__DESCRIPTION OF THE TASK__
From the data below, copy out every line in which the word "true" occurs.

Records excerpted from a collection:
=== Section Start ===
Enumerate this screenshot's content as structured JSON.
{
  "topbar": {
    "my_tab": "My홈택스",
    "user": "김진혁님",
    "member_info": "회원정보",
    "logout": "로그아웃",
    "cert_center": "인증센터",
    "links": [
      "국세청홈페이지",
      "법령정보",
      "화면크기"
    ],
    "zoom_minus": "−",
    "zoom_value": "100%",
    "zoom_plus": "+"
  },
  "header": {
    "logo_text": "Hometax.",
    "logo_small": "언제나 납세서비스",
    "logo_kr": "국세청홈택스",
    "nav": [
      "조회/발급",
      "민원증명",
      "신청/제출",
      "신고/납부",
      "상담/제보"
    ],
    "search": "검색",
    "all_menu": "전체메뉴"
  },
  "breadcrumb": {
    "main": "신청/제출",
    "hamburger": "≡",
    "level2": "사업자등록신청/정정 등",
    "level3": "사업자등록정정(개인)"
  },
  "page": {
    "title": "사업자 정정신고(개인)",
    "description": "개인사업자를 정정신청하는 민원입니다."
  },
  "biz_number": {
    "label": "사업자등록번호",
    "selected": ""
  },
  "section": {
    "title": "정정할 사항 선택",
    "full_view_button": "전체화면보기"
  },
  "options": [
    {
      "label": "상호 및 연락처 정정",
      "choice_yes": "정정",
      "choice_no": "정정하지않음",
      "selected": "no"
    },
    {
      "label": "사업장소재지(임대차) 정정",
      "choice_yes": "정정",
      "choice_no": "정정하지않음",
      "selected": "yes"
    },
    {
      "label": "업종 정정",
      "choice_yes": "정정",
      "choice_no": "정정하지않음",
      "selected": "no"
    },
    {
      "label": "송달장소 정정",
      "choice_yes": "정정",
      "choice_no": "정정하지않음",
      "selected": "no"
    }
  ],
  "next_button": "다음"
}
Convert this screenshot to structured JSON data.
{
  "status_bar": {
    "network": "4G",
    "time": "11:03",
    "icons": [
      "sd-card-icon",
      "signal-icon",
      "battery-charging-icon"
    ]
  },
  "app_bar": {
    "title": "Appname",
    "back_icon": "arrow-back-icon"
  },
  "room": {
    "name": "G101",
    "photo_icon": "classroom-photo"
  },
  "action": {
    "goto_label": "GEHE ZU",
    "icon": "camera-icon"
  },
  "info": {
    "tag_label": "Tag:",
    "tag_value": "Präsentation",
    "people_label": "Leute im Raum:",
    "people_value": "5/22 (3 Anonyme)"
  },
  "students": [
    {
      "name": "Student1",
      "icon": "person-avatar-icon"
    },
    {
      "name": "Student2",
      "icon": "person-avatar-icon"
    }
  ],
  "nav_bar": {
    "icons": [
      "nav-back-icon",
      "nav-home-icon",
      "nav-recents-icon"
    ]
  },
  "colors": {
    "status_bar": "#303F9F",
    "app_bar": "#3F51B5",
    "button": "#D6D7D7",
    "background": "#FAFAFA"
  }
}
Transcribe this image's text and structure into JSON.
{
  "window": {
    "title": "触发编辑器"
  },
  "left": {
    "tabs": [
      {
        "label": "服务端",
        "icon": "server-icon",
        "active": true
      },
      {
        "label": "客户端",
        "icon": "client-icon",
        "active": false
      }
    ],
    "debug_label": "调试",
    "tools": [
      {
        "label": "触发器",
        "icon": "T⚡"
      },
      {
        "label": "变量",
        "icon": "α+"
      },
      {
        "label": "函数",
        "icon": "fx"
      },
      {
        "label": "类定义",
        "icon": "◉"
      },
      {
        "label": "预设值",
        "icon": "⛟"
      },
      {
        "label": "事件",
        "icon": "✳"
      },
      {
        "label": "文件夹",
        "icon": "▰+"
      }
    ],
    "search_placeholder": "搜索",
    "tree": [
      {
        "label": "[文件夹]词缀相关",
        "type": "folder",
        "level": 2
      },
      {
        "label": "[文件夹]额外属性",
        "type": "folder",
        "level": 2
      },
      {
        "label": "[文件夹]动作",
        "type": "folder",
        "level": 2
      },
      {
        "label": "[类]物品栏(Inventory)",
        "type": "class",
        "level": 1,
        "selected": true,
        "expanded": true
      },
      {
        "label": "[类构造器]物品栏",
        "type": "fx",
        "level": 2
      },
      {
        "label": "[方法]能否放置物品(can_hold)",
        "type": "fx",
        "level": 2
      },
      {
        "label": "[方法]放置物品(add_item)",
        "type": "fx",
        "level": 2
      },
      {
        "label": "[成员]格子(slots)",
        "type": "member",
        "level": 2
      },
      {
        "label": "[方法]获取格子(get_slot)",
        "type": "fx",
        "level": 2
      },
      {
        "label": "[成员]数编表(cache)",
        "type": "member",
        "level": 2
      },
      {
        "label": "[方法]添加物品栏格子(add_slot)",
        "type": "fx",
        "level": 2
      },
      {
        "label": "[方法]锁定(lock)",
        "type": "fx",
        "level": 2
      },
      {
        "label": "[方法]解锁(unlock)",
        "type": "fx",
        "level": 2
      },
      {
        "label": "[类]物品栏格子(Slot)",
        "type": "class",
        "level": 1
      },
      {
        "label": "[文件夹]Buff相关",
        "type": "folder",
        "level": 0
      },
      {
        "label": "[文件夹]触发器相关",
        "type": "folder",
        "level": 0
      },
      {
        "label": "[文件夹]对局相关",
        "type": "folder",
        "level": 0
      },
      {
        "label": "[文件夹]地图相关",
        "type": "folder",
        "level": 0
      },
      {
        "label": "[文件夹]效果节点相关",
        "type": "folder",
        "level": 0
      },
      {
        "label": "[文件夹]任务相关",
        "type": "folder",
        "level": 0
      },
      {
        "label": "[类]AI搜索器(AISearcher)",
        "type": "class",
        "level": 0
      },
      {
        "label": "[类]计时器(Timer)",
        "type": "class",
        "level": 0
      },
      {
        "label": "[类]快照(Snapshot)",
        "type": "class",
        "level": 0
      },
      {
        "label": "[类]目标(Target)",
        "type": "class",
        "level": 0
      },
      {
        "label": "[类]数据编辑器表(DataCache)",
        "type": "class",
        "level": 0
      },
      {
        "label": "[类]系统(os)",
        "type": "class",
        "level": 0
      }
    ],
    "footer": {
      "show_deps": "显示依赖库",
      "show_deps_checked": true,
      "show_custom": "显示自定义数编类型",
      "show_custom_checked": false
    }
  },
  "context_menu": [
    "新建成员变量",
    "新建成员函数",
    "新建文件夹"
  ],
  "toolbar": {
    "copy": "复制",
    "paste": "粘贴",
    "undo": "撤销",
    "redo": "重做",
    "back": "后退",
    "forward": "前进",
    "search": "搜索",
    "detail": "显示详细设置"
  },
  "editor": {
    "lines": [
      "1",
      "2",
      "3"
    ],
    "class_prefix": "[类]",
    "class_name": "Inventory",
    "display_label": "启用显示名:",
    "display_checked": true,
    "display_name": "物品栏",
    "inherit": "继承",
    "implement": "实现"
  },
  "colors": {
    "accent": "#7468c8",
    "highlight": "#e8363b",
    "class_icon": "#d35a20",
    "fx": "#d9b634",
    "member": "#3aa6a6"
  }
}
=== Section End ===
__TASK RESULT__
        "active": true
        "selected": true,
        "expanded": true
      "show_deps_checked": true,
    "display_checked": true,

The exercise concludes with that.